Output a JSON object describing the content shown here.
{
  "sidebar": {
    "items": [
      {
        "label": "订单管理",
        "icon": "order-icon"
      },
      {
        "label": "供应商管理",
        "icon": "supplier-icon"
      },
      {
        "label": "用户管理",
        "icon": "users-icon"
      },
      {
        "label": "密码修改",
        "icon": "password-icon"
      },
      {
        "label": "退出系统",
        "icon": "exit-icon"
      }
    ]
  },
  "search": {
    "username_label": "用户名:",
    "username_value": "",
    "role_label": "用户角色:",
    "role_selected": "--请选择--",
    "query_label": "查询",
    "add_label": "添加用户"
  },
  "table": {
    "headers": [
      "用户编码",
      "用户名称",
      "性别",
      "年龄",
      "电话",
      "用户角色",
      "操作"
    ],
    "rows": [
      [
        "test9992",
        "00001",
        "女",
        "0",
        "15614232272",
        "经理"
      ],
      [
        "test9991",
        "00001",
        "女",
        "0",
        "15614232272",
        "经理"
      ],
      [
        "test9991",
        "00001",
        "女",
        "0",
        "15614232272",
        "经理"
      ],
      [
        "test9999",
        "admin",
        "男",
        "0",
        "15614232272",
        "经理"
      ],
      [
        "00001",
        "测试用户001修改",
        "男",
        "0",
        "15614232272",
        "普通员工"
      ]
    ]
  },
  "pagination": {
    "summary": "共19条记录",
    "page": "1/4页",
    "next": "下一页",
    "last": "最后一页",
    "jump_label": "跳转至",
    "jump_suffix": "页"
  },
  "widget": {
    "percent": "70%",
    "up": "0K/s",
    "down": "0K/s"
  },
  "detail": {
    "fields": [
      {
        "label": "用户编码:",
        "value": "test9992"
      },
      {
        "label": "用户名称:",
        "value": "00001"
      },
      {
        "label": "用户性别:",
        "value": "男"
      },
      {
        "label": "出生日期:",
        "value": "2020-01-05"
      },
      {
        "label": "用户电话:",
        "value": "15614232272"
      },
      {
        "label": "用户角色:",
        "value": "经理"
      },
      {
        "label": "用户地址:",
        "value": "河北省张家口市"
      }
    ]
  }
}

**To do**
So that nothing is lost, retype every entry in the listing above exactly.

**The completed task**
Output a JSON object describing the content shown here.
{
  "sidebar": {
    "items": [
      {
        "label": "订单管理",
        "icon": "order-icon"
      },
      {
        "label": "供应商管理",
        "icon": "supplier-icon"
      },
      {
        "label": "用户管理",
        "icon": "users-icon"
      },
      {
        "label": "密码修改",
        "icon": "password-icon"
      },
      {
        "label": "退出系统",
        "icon": "exit-icon"
      }
    ]
  },
  "search": {
    "username_label": "用户名:",
    "username_value": "",
    "role_label": "用户角色:",
    "role_selected": "--请选择--",
    "query_label": "查询",
    "add_label": "添加用户"
  },
  "table": {
    "headers": [
      "用户编码",
      "用户名称",
      "性别",
      "年龄",
      "电话",
      "用户角色",
      "操作"
    ],
    "rows": [
      [
        "test9992",
        "00001",
        "女",
        "0",
        "15614232272",
        "经理"
      ],
      [
        "test9991",
        "00001",
        "女",
        "0",
        "15614232272",
        "经理"
      ],
      [
        "test9991",
        "00001",
        "女",
        "0",
        "15614232272",
        "经理"
      ],
      [
        "test9999",
        "admin",
        "男",
        "0",
        "15614232272",
        "经理"
      ],
      [
        "00001",
        "测试用户001修改",
        "男",
        "0",
        "15614232272",
        "普通员工"
      ]
    ]
  },
  "pagination": {
    "summary": "共19条记录",
    "page": "1/4页",
    "next": "下一页",
    "last": "最后一页",
    "jump_label": "跳转至",
    "jump_suffix": "页"
  },
  "widget": {
    "percent": "70%",
    "up": "0K/s",
    "down": "0K/s"
  },
  "detail": {
    "fields": [
      {
        "label": "用户编码:",
        "value": "test9992"
      },
      {
        "label": "用户名称:",
        "value": "00001"
      },
      {
        "label": "用户性别:",
        "value": "男"
      },
      {
        "label": "出生日期:",
        "value": "2020-01-05"
      },
      {
        "label": "用户电话:",
        "value": "15614232272"
      },
      {
        "label": "用户角色:",
        "value": "经理"
      },
      {
        "label": "用户地址:",
        "value": "河北省张家口市"
      }
    ]
  }
}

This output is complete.